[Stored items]

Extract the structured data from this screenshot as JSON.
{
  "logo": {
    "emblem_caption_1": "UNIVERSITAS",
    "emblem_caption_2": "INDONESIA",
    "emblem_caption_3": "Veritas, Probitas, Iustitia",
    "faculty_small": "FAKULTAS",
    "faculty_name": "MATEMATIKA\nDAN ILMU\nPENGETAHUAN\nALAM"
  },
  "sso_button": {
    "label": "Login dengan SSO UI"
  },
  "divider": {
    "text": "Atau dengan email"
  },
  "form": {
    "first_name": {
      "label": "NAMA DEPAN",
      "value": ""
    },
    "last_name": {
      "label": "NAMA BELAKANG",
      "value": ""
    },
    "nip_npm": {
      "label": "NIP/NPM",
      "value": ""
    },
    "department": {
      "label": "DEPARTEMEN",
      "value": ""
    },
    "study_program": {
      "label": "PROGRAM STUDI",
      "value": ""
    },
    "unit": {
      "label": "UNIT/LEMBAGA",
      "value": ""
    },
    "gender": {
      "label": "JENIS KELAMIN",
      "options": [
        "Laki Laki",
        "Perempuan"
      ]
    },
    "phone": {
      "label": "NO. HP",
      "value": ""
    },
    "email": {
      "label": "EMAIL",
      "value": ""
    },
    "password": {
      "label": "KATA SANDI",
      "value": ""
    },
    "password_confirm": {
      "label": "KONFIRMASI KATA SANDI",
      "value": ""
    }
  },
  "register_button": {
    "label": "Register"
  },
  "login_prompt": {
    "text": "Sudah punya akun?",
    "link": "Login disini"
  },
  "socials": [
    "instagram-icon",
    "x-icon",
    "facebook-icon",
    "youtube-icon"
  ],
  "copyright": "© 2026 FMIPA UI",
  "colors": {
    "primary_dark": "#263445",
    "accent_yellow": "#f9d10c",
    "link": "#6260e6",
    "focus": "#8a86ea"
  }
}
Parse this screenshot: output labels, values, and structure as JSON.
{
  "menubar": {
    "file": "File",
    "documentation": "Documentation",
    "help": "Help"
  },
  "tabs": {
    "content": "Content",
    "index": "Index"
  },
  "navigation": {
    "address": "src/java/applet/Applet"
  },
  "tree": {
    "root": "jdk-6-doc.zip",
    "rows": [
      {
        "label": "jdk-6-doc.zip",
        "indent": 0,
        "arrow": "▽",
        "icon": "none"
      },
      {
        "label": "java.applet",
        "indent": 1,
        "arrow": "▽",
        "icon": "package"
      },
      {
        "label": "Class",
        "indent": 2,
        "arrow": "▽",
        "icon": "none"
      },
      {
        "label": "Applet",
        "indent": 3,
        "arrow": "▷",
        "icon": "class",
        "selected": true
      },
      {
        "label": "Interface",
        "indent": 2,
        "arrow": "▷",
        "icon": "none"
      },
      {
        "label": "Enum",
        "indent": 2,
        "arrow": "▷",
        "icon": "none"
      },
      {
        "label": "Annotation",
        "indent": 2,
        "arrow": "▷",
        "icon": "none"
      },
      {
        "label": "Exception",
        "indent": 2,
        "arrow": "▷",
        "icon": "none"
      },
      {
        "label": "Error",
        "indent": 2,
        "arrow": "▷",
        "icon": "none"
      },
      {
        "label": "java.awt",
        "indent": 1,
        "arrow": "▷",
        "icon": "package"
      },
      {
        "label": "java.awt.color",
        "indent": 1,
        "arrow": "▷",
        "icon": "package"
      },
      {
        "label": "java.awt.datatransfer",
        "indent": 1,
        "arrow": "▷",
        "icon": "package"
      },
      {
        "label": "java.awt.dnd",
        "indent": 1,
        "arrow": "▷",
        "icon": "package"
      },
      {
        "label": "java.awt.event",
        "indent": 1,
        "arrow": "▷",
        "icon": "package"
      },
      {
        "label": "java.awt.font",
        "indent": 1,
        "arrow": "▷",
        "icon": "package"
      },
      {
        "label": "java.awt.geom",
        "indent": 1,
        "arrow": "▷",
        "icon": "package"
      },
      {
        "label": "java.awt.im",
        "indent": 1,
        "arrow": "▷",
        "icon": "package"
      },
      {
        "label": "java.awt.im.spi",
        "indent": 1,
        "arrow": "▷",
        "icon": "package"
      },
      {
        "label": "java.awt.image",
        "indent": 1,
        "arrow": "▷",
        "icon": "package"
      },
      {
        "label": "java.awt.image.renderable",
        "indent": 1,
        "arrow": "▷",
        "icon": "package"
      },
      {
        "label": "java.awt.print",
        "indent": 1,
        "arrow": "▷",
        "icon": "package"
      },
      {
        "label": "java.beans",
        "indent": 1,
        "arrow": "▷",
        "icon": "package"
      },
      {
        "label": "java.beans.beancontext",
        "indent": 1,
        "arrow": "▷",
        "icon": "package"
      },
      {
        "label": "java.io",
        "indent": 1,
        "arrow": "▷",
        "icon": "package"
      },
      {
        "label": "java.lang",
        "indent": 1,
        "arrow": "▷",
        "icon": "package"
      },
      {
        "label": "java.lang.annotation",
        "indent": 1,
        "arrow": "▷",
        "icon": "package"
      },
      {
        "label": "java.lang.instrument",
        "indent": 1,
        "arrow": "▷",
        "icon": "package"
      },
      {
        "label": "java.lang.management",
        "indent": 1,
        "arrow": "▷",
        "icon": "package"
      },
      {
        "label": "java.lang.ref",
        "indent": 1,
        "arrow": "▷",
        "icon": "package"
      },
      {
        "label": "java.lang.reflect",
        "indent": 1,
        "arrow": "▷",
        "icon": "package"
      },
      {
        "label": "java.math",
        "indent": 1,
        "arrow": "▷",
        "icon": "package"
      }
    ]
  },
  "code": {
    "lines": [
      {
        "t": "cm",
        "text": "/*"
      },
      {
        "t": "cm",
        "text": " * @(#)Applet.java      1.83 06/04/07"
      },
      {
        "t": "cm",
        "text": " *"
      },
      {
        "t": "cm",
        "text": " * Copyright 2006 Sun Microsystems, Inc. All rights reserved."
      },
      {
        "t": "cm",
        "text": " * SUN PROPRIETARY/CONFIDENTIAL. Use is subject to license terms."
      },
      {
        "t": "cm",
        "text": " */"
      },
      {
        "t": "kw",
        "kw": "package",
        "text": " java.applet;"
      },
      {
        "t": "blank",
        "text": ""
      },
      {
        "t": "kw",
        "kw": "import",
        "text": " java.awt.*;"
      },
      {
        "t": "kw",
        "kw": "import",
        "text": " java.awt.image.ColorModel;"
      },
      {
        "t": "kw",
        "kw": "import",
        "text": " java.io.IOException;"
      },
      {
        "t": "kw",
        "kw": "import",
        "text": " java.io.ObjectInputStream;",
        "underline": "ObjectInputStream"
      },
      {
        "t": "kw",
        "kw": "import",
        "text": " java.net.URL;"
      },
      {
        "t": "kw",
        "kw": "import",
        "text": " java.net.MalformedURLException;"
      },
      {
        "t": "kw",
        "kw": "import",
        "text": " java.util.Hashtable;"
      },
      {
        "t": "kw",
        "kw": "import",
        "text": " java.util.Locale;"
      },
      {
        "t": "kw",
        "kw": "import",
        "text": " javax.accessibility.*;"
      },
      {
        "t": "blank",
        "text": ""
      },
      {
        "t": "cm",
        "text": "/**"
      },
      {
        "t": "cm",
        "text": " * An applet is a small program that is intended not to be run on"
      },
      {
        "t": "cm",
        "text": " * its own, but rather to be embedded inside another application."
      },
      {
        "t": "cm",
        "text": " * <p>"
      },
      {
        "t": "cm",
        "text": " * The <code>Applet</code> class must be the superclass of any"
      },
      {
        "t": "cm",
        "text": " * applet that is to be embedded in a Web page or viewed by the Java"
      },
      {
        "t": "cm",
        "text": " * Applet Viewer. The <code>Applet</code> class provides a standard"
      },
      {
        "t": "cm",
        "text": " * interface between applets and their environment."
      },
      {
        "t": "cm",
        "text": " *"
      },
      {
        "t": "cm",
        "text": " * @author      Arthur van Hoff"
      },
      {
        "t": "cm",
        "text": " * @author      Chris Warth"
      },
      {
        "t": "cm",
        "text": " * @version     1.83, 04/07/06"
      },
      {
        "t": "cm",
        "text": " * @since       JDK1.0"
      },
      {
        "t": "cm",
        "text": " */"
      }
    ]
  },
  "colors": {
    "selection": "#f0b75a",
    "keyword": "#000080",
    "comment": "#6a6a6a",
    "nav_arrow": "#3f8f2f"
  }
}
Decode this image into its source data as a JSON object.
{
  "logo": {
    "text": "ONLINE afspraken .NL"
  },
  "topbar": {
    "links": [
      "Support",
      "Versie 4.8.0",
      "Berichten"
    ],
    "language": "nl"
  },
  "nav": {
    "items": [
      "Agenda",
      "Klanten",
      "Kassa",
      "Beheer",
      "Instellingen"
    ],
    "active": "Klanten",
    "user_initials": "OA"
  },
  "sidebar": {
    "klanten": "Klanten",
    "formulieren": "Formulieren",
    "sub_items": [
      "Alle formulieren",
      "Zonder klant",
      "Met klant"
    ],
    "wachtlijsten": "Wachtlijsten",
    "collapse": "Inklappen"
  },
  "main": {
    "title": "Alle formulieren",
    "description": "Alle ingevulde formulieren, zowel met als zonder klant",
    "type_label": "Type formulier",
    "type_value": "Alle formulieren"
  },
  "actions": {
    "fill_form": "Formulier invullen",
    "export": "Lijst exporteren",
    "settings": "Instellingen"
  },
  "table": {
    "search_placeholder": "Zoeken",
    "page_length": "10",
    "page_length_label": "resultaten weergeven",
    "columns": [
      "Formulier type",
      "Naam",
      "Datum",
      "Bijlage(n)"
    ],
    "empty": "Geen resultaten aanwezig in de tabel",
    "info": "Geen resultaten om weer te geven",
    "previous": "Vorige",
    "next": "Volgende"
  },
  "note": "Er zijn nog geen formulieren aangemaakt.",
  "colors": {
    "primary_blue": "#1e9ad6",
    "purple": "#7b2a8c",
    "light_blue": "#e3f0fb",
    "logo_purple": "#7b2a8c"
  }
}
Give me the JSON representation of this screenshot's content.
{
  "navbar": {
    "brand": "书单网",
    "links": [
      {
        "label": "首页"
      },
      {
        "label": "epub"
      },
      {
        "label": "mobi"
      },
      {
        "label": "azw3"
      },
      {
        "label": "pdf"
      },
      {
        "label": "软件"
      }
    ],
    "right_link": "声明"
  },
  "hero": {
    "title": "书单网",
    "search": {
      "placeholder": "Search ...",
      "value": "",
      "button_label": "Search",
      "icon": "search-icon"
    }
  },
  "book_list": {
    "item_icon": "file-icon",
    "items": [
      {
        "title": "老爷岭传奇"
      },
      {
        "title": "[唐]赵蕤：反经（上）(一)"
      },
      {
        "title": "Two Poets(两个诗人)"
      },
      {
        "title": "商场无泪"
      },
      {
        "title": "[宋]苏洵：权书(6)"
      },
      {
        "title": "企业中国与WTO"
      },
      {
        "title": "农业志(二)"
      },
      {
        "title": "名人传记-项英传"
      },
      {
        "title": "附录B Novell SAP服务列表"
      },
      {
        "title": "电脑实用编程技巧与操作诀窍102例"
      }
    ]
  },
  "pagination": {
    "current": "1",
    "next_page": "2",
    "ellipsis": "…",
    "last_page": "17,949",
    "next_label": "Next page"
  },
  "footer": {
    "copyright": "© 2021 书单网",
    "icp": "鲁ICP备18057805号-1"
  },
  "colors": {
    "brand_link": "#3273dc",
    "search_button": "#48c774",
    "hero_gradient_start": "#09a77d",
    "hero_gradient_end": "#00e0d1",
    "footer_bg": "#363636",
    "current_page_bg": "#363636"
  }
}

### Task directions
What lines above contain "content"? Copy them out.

### Solution for this problem
    "content": "Content",
Give me the JSON representation of this screenshot's content.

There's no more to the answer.